We had been talking about taking the train somewhere for a few years now and a little research revealed taking the train from Chicago to Tucson was doable. So we did it. Fifty -two hours. But we had a family sleeper car which made all the difference.
We really had no idea what to expect so I was excited but also had a little of that fear of the unknown going on.
Turns out there was nothing to fear, though we almost didn’t get on the train. As we waited in the special lounge for those on the sleeper cars we were surprised at how crowded it was. We heard our train being announced for “pre-boarding” and gathered up our stuff in anticipation of “our” boarding call. We saw people lining up and they made the announcement several times. My husband and I looked at each other and decided maybe we should get in line, if we were wrong they would let us know. Turns out pre-boarding for a train is not the same as pre-boarding for an airplane, just so you know.

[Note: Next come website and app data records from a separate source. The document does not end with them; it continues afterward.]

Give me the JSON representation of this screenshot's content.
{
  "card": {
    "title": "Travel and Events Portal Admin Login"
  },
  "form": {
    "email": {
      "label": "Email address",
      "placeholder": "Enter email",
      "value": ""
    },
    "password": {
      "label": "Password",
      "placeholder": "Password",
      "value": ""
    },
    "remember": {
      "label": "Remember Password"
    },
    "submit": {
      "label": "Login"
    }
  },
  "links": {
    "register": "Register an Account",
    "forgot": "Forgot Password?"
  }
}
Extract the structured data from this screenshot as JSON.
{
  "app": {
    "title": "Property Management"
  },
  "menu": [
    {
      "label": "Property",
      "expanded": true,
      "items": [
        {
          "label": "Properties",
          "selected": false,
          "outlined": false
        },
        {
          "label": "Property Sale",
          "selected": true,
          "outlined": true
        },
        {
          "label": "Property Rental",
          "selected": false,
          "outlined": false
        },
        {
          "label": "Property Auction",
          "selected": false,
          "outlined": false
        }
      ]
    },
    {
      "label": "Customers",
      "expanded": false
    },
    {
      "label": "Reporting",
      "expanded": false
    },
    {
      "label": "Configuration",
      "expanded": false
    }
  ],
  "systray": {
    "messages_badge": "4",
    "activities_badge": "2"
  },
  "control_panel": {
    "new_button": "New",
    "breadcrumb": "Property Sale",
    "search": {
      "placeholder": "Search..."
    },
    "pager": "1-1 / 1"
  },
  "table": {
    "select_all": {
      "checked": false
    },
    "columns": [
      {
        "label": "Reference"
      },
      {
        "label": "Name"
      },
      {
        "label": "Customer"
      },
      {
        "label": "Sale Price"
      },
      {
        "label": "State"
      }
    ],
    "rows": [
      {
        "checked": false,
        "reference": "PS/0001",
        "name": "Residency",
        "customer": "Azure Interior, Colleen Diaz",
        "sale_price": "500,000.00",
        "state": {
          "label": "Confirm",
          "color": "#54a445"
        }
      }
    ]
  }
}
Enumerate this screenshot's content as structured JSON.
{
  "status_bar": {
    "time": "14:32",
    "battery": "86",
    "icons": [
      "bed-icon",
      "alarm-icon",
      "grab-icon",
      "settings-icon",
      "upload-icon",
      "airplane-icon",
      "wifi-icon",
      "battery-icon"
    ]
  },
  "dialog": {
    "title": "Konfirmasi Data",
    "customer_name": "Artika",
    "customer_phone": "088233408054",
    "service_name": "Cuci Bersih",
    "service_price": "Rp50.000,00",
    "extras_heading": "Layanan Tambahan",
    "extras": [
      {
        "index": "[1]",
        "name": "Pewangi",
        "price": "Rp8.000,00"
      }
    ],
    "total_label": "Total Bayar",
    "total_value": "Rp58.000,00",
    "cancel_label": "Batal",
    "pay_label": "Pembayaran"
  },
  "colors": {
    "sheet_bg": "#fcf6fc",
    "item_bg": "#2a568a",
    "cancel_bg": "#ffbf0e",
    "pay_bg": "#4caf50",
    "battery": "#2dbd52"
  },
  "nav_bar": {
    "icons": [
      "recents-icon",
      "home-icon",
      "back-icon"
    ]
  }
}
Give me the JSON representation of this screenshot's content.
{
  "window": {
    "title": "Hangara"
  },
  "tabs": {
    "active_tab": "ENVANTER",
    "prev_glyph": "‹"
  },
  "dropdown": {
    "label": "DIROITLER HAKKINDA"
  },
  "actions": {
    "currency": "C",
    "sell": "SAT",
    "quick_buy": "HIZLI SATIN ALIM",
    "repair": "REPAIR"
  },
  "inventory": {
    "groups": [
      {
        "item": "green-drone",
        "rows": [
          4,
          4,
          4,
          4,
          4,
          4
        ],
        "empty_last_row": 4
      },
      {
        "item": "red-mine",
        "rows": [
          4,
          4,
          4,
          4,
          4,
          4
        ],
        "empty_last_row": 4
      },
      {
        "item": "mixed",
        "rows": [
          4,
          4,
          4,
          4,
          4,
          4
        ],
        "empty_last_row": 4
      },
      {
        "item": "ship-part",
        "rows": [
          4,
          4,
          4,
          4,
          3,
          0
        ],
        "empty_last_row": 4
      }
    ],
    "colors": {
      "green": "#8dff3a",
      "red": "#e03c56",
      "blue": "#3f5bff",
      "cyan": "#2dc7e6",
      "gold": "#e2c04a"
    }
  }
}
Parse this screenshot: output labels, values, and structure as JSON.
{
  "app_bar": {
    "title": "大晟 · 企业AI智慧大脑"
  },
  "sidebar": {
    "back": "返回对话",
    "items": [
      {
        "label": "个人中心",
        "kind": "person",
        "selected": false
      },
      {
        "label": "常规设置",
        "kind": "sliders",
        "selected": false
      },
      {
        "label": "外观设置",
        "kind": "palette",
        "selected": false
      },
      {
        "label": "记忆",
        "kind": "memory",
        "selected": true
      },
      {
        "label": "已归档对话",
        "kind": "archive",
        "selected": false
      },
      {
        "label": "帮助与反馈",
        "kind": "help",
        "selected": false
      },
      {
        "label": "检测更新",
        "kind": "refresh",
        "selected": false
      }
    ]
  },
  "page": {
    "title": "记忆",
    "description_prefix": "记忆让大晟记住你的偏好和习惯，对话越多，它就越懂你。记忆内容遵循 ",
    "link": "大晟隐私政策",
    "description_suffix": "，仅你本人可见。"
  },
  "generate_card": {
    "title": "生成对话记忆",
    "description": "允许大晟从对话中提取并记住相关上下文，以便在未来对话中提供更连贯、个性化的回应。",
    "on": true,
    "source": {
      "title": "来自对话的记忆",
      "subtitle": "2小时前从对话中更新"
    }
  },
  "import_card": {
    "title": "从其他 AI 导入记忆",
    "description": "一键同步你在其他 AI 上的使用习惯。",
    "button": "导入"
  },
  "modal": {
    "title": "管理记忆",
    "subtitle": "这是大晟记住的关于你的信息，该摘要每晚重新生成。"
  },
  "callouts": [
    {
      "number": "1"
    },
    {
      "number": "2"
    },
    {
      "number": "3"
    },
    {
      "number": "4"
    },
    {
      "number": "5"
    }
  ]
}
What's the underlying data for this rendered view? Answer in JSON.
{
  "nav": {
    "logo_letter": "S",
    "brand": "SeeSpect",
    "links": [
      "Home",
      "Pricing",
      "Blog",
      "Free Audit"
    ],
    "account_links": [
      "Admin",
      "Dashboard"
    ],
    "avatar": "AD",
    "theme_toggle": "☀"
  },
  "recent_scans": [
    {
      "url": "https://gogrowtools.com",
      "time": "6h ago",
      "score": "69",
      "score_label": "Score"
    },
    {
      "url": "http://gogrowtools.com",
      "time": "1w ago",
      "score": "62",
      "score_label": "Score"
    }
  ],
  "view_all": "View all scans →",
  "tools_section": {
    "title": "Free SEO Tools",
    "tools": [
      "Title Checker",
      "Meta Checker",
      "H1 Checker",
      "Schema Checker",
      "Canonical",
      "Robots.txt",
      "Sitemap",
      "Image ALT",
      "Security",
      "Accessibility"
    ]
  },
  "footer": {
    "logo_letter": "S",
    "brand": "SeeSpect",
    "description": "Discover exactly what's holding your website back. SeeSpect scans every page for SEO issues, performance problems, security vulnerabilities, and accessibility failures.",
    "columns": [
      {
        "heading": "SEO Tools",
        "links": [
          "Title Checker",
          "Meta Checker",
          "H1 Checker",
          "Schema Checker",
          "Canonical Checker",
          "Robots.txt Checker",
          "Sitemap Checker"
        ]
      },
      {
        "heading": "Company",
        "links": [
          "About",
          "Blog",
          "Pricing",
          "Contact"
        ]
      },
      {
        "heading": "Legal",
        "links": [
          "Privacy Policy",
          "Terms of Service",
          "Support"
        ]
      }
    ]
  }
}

An Amtrak agent led us a long ways and then we went through a doorway of sorts and were left on our own, told to walk all the way to the front of the train. Which the whole crowd of us did right down to the engine. We had walked right past all the sleeper cars! So the whole gaggle of us turned around and started peering at car numbers in the gloom. Turns out our sleeping car attendant, while pleasant, wasn’t exactly the hardest worker. I am pretty sure he was supposed to be outside the car looking for us.
But the rest of the trip was very relaxing. Our family bedroom was spacious and I enjoyed some much needed bits of solitude while small child and spouse sat in the observation car or meandered through the train. I spent a lot of time just gazing out the window at the passing country which I thoroughly enjoyed.
Meals were included with our sleeper car which was a good thing as the meals were pricey. While the menu was limited the food wasn’t bad at all. I had a very good steak the first night and everything I ate was actually quite tasty.
The first leg of our trip was from Chicago to San Antonio. The train wasn’t very crowded and our car was next to the observation car and the next car was the dining car, very convenient.
The second leg of our trip had our car being added to the Texas Eagle that came from Louisiana and continued on to Los Angeles. Now our car was at the back of the train (hey, we were the caboose!) and we had to walk through all the coach cars to get to the observation car and the dining car. It was a slow go with people’s legs sticking out in the aisle and others just standing in the way. We learned after the first trek to go up a bit early and wait in the observation car for our seating time for meals to be called.
The train was much more crowded now but since we had our own private compartment it didn’t really bother me. We shared our dining table with seasoned train travelers and learned some good tricks. (You can get a roll with your meal if you just ask and “the tamale lady” meets the train at Alpine, Tx.)
Our sleeping car attendant, Steve, did an excellent job of keeping things tidy (specifically the bathrooms) and being around if we needed him (we didn’t) and offering to make up the beds etc. He really kept on top of things and that was how we realized what a poor job the first sleeping car attendant did. Live and learn, at least we learned how to set up and put away the beds on a train.
I was surprised at how well I slept. The first night I had the top bunk which seemed a bit narrow but was okay. The second night my husband and I swapped and I slept on the more spacious and better padded bottom bunk. I didn’t hear a thing and didn’t notice when we were swapped from one train to the other in San Antonio in the middle of the night.
When we left the train in Tucson there was quite the line of people waiting to get on. Apparently the coach cars would be completely full going to LA, an overnight trip. Yikes!
I say if you are thinking of taking the train, do it! And if you are going to be on overnight splurge and get some kind of sleeping car. There are little rooms (roomettes), slightly bigger rooms with a private bath and one or two family sleeper rooms. The family sleepers do not have their own bathrooms but facilities were just a few steps up the hallway. It took me a day but I eventually learned there is a little light on the ceiling in front of the bathrooms and shower room that lights up when it is occupied. I never had to wait for the facilities though I did get up early to shower. Look into making reservations pretty far in advance as the sleeper cars fill up on some of the routes. Our train only had one family sleeper car and we reserved it eight months in advance.
I would love to take the train again. It was a very positive experience. Happy Rails!